Product Liability

Diet pill indicated as contributing cause of Bubba Smith’s death

Results from an autopsy indicate the diet pill phentermine contributed to the death of Bubba Smith, the towering all-pro football player-turned-actor and commercial spokesman. Smith was also found to have heart disease and high blood pressure. He was 66.

The autopsy report listed as a contributing cause of death acute phentermine intoxication, a condition that can cause the heart to beat irregularly and the body to overheat until the person collapses. Phentermine was one ingredient in the diet pill combination “Fen-Phen,” which was pulled from the market after it was shown to cause serious heart risks.

Fenfluramine – the “fen” part of the combination drug – was implicated as the more dangerous ingredient in the combination pill.

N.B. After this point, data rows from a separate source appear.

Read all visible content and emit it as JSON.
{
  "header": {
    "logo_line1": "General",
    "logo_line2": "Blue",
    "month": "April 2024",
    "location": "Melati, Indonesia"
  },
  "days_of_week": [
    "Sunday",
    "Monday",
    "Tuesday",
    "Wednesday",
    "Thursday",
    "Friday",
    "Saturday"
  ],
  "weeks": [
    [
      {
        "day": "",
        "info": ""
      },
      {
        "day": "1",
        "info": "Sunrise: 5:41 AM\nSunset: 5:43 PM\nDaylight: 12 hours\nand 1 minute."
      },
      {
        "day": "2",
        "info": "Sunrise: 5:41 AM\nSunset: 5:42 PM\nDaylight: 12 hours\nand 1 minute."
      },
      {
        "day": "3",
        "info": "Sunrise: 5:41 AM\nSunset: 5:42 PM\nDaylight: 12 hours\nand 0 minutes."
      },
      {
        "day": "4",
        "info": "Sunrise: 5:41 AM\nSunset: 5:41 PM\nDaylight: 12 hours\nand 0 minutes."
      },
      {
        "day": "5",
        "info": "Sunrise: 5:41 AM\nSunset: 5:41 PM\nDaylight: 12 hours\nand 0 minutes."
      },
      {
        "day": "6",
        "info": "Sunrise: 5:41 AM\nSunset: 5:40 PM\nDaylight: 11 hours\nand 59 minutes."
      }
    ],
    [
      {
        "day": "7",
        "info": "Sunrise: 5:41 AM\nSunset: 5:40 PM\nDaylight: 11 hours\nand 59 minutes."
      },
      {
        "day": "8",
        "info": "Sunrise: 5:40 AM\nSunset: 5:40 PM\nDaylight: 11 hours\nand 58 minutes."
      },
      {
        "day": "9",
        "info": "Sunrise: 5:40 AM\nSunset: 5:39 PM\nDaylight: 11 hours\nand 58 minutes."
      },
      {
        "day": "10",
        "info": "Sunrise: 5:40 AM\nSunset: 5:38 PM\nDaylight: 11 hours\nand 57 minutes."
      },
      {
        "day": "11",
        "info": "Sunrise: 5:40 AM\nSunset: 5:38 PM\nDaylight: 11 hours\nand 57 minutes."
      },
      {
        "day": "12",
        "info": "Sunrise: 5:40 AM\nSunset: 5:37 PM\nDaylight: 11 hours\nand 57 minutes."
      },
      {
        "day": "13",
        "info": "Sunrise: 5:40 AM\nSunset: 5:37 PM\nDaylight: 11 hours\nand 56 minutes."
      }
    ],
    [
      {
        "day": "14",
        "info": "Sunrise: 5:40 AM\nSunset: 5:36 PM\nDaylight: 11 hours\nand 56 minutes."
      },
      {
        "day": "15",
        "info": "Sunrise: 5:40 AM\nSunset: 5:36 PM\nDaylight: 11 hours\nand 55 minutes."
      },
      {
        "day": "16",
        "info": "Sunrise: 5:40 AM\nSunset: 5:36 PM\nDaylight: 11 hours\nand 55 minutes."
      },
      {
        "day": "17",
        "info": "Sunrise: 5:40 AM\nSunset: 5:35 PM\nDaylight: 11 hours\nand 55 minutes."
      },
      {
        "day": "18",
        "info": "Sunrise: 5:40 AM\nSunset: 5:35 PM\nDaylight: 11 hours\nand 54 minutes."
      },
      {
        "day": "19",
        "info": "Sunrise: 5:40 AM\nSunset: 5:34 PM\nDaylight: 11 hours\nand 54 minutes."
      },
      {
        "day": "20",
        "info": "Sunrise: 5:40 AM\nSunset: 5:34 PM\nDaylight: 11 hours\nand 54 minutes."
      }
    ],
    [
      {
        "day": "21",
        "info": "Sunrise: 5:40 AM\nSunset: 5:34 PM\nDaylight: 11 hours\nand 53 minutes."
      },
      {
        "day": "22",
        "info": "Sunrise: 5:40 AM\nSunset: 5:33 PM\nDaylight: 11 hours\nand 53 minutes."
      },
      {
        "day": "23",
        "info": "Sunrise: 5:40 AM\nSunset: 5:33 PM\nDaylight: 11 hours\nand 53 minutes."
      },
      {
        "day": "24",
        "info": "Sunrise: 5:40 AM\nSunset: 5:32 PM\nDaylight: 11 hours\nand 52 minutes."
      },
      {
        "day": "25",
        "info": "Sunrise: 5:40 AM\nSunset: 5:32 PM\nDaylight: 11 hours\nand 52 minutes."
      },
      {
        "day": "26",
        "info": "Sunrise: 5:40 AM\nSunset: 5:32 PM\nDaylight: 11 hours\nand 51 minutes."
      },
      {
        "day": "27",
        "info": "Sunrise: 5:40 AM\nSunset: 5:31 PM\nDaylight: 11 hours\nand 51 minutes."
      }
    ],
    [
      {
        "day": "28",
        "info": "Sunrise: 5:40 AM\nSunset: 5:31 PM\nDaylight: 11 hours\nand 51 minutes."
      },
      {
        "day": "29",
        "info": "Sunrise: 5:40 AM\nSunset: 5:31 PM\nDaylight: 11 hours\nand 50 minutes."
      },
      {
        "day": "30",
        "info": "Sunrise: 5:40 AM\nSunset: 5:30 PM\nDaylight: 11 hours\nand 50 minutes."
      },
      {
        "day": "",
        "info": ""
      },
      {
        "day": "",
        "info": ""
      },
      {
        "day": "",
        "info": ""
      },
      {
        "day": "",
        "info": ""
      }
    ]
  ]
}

Phentermine is still prescribed to control appetite in obese or overweight patients.

Diet pills are a risky option for consumers looking for prescription weight loss solutions. The drug orlistate is available as a prescription under the name Xenical and over-the-counter as Alli. Both Alli and Xenical have unpleasant side effects, such as oily, loose stools. But the drugs also carry a risk for organ failure.

The diet drug Meridia, which contains sibutramine, was pulled from the market in 2010 because of serious health risks such as increased blood pressure and/or heart rate as well as death.

Smith’s autopsy report also showed that his heart was enlarged and some blood vessels were blocked as much as 75 percent.

Smith was born Charles Aaron Smith in Beaumont, Texas. The 6-foot-7-inch, 280-pound defensive end became an All-American for the Michigan State Spartans. He was the No. 1 NFL draft pick and joined the Baltimore Colts in 1967. Smith also played for the Oakland Raiders and the Houston Oilers before a knee injury ended his career in 1976. Soon after, he became a spokesperson for Miller Lite beer, and then moved on to acting roles in movies and TV. He is most noted for his roles as Moses Hightower in six “Police Academy” movies.

LA Times